Just a quick end-of-the month check in on the Wintertime Photography Scavenger Hunt. I loved the prompt for arrow and found this one in Southern California. For some reason, it makes me happy when I look at it! I'm two-thirds of the way done with the Hunt, and should be able to finish next month!

Wednesday, January 27, 2016

Snap! The Texture of Nature

Last week while hiking in Southern California, I spied this interesting plant. I love it's shape and silhouette and texture. So, I decided to capture four versions of it for Helena's Snap! meme.  I've always been captivated by seed pods, and I think these look . . . I don't know, almost dangerous! I'm looking forward to using the photos to sketch a bit later on.
Anyone know what kind of plant this is? I'd love to find out.
Happy Snapping!

Monday, January 25, 2016

Memorandum Monday: Creating an Alternate Universe

Hello Monday!
Sian over From High in the Sky organizes an opportunity on Monday to check in on your weekend and (especially) mention anything new you've done lately.
Well, I had a pretty relaxing weekend. Spent a lot of time in front of the TV catching up on Downton Abby, The Bachelor and Top Chef. Also watched the entire second season of The Fall! Yikes!

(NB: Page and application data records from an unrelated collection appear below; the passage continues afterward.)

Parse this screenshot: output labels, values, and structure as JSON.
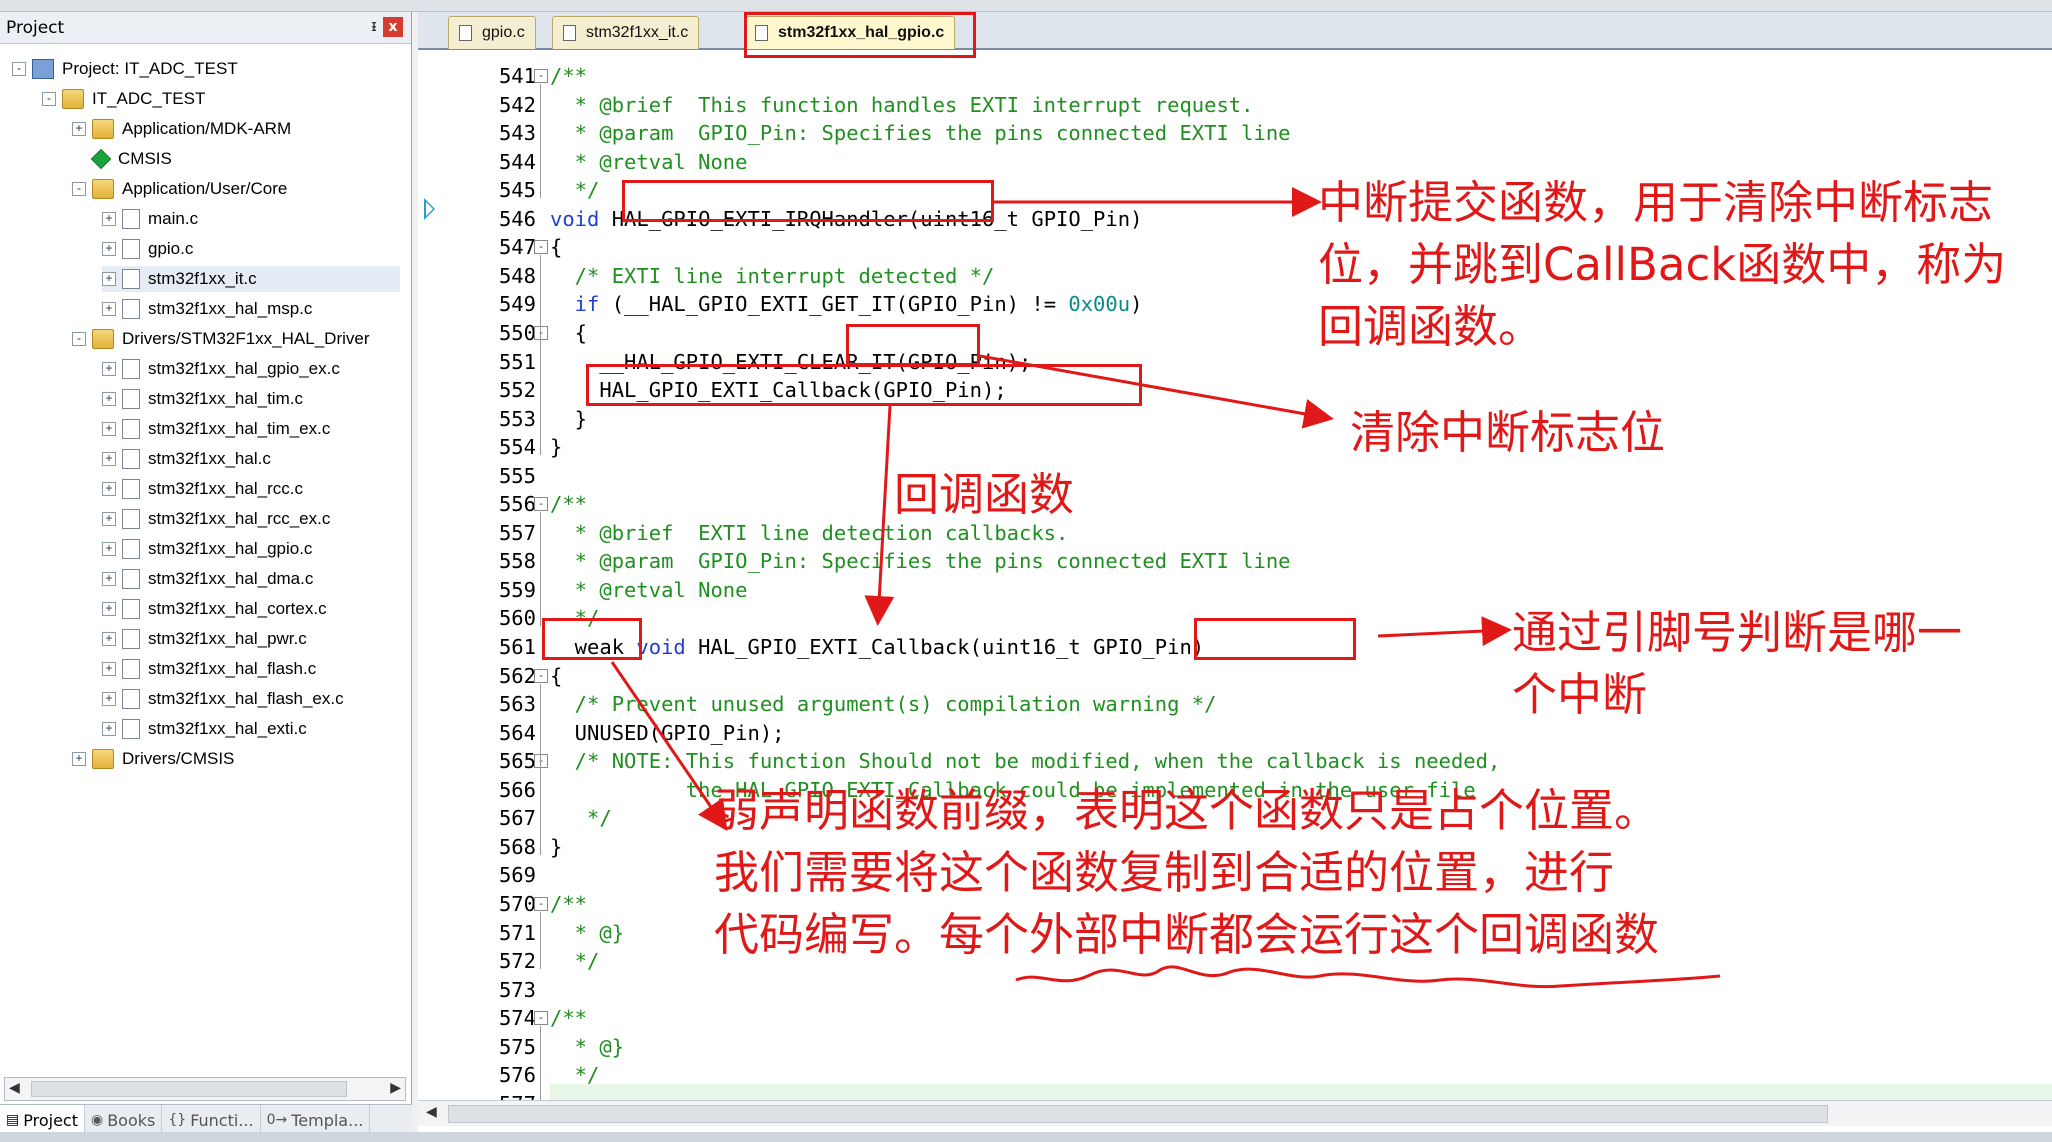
{
  "project_panel": {
    "title": "Project",
    "pin": "ᵻ",
    "close": "x",
    "tree": [
      {
        "label": "Project: IT_ADC_TEST",
        "icon": "project-icon",
        "exp": "-"
      },
      {
        "label": "IT_ADC_TEST",
        "icon": "folder-icon",
        "exp": "-"
      },
      {
        "label": "Application/MDK-ARM",
        "icon": "folder-icon",
        "exp": "+"
      },
      {
        "label": "CMSIS",
        "icon": "cmsis-gem-icon",
        "exp": ""
      },
      {
        "label": "Application/User/Core",
        "icon": "folder-icon",
        "exp": "-"
      },
      {
        "label": "main.c",
        "icon": "file-icon",
        "exp": "+"
      },
      {
        "label": "gpio.c",
        "icon": "file-icon",
        "exp": "+"
      },
      {
        "label": "stm32f1xx_it.c",
        "icon": "file-icon",
        "exp": "+"
      },
      {
        "label": "stm32f1xx_hal_msp.c",
        "icon": "file-icon",
        "exp": "+"
      },
      {
        "label": "Drivers/STM32F1xx_HAL_Driver",
        "icon": "folder-icon",
        "exp": "-"
      },
      {
        "label": "stm32f1xx_hal_gpio_ex.c",
        "icon": "file-icon",
        "exp": "+"
      },
      {
        "label": "stm32f1xx_hal_tim.c",
        "icon": "file-icon",
        "exp": "+"
      },
      {
        "label": "stm32f1xx_hal_tim_ex.c",
        "icon": "file-icon",
        "exp": "+"
      },
      {
        "label": "stm32f1xx_hal.c",
        "icon": "file-icon",
        "exp": "+"
      },
      {
        "label": "stm32f1xx_hal_rcc.c",
        "icon": "file-icon",
        "exp": "+"
      },
      {
        "label": "stm32f1xx_hal_rcc_ex.c",
        "icon": "file-icon",
        "exp": "+"
      },
      {
        "label": "stm32f1xx_hal_gpio.c",
        "icon": "file-icon",
        "exp": "+"
      },
      {
        "label": "stm32f1xx_hal_dma.c",
        "icon": "file-icon",
        "exp": "+"
      },
      {
        "label": "stm32f1xx_hal_cortex.c",
        "icon": "file-icon",
        "exp": "+"
      },
      {
        "label": "stm32f1xx_hal_pwr.c",
        "icon": "file-icon",
        "exp": "+"
      },
      {
        "label": "stm32f1xx_hal_flash.c",
        "icon": "file-icon",
        "exp": "+"
      },
      {
        "label": "stm32f1xx_hal_flash_ex.c",
        "icon": "file-icon",
        "exp": "+"
      },
      {
        "label": "stm32f1xx_hal_exti.c",
        "icon": "file-icon",
        "exp": "+"
      },
      {
        "label": "Drivers/CMSIS",
        "icon": "folder-icon",
        "exp": "+"
      }
    ],
    "bottom_tabs": [
      {
        "label": "Project",
        "icon": "project-tab-icon",
        "glyph": "▤"
      },
      {
        "label": "Books",
        "icon": "books-icon",
        "glyph": "◉"
      },
      {
        "label": "Functi...",
        "icon": "functions-icon",
        "glyph": "{}"
      },
      {
        "label": "Templa...",
        "icon": "templates-icon",
        "glyph": "0→"
      }
    ]
  },
  "editor": {
    "tabs": [
      "gpio.c",
      "stm32f1xx_it.c",
      "stm32f1xx_hal_gpio.c"
    ],
    "active_tab": "stm32f1xx_hal_gpio.c",
    "lines": [
      {
        "n": "541",
        "fold": "-",
        "parts": [
          [
            "cm",
            "/**"
          ]
        ]
      },
      {
        "n": "542",
        "parts": [
          [
            "cm",
            "  * @brief  This function handles EXTI interrupt request."
          ]
        ]
      },
      {
        "n": "543",
        "parts": [
          [
            "cm",
            "  * @param  GPIO_Pin: Specifies the pins connected EXTI line"
          ]
        ]
      },
      {
        "n": "544",
        "parts": [
          [
            "cm",
            "  * @retval None"
          ]
        ]
      },
      {
        "n": "545",
        "parts": [
          [
            "cm",
            "  */"
          ]
        ]
      },
      {
        "n": "546",
        "parts": [
          [
            "kw",
            "void"
          ],
          [
            "",
            " HAL_GPIO_EXTI_IRQHandler(uint16_t GPIO_Pin)"
          ]
        ]
      },
      {
        "n": "547",
        "fold": "-",
        "parts": [
          [
            "",
            "{"
          ]
        ]
      },
      {
        "n": "548",
        "parts": [
          [
            "cm",
            "  /* EXTI line interrupt detected */"
          ]
        ]
      },
      {
        "n": "549",
        "parts": [
          [
            "kw",
            "  if"
          ],
          [
            "",
            " (__HAL_GPIO_EXTI_GET_IT(GPIO_Pin) != "
          ],
          [
            "num",
            "0x00u"
          ],
          [
            "",
            ")"
          ]
        ]
      },
      {
        "n": "550",
        "fold": "-",
        "parts": [
          [
            "",
            "  {"
          ]
        ]
      },
      {
        "n": "551",
        "parts": [
          [
            "",
            "    __HAL_GPIO_EXTI_CLEAR_IT(GPIO_Pin);"
          ]
        ]
      },
      {
        "n": "552",
        "parts": [
          [
            "",
            "    HAL_GPIO_EXTI_Callback(GPIO_Pin);"
          ]
        ]
      },
      {
        "n": "553",
        "parts": [
          [
            "",
            "  }"
          ]
        ]
      },
      {
        "n": "554",
        "parts": [
          [
            "",
            "}"
          ]
        ]
      },
      {
        "n": "555",
        "parts": [
          [
            "",
            ""
          ]
        ]
      },
      {
        "n": "556",
        "fold": "-",
        "parts": [
          [
            "cm",
            "/**"
          ]
        ]
      },
      {
        "n": "557",
        "parts": [
          [
            "cm",
            "  * @brief  EXTI line detection callbacks."
          ]
        ]
      },
      {
        "n": "558",
        "parts": [
          [
            "cm",
            "  * @param  GPIO_Pin: Specifies the pins connected EXTI line"
          ]
        ]
      },
      {
        "n": "559",
        "parts": [
          [
            "cm",
            "  * @retval None"
          ]
        ]
      },
      {
        "n": "560",
        "parts": [
          [
            "cm",
            "  */"
          ]
        ]
      },
      {
        "n": "561",
        "parts": [
          [
            "",
            "__weak "
          ],
          [
            "kw",
            "void"
          ],
          [
            "",
            " HAL_GPIO_EXTI_Callback(uint16_t GPIO_Pin)"
          ]
        ]
      },
      {
        "n": "562",
        "fold": "-",
        "parts": [
          [
            "",
            "{"
          ]
        ]
      },
      {
        "n": "563",
        "parts": [
          [
            "cm",
            "  /* Prevent unused argument(s) compilation warning */"
          ]
        ]
      },
      {
        "n": "564",
        "parts": [
          [
            "",
            "  UNUSED(GPIO_Pin);"
          ]
        ]
      },
      {
        "n": "565",
        "fold": "-",
        "parts": [
          [
            "cm",
            "  /* NOTE: This function Should not be modified, when the callback is needed,"
          ]
        ]
      },
      {
        "n": "566",
        "parts": [
          [
            "cm",
            "           the HAL_GPIO_EXTI_Callback could be implemented in the user file"
          ]
        ]
      },
      {
        "n": "567",
        "parts": [
          [
            "cm",
            "   */"
          ]
        ]
      },
      {
        "n": "568",
        "parts": [
          [
            "",
            "}"
          ]
        ]
      },
      {
        "n": "569",
        "parts": [
          [
            "",
            ""
          ]
        ]
      },
      {
        "n": "570",
        "fold": "-",
        "parts": [
          [
            "cm",
            "/**"
          ]
        ]
      },
      {
        "n": "571",
        "parts": [
          [
            "cm",
            "  * @}"
          ]
        ]
      },
      {
        "n": "572",
        "parts": [
          [
            "cm",
            "  */"
          ]
        ]
      },
      {
        "n": "573",
        "parts": [
          [
            "",
            ""
          ]
        ]
      },
      {
        "n": "574",
        "fold": "-",
        "parts": [
          [
            "cm",
            "/**"
          ]
        ]
      },
      {
        "n": "575",
        "parts": [
          [
            "cm",
            "  * @}"
          ]
        ]
      },
      {
        "n": "576",
        "parts": [
          [
            "cm",
            "  */"
          ]
        ]
      },
      {
        "n": "577",
        "parts": [
          [
            "",
            ""
          ]
        ]
      }
    ]
  },
  "annotations": {
    "irq_handler_note": [
      "中断提交函数，用于清除中断标志",
      "位，并跳到CallBack函数中，称为",
      "回调函数。"
    ],
    "clear_flag_note": "清除中断标志位",
    "callback_note": "回调函数",
    "gpio_pin_note": [
      "通过引脚号判断是哪一",
      "个中断"
    ],
    "weak_note": [
      "弱声明函数前缀，表明这个函数只是占个位置。",
      "我们需要将这个函数复制到合适的位置，进行",
      "代码编写。每个外部中断都会运行这个回调函数"
    ],
    "color": "#e01818"
  }
}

No wonder I didn't get much done. 
The one new thing I did was work-related. For the law class I teach on employment discrimination, I created a case file of documents that the students will work with this semester to evaluate whether the two made-up applicants could successfully sue the fake employer that refused to hire them. I made up a job description, mocked up applications, wrote imaginary interview notes, drafted rejection letters, etc. Both applicants are applying for jobs as air traffic controllers. One is turned away because he is color-blind (which affects men more than women and could also be a disability); the other is possibly turned away because he is a Muslim of Pakistani descent (although he was born in the UK and worked at Heathrow). It should be interesting to see how the students work with the imaginary, real-world documents I created for class.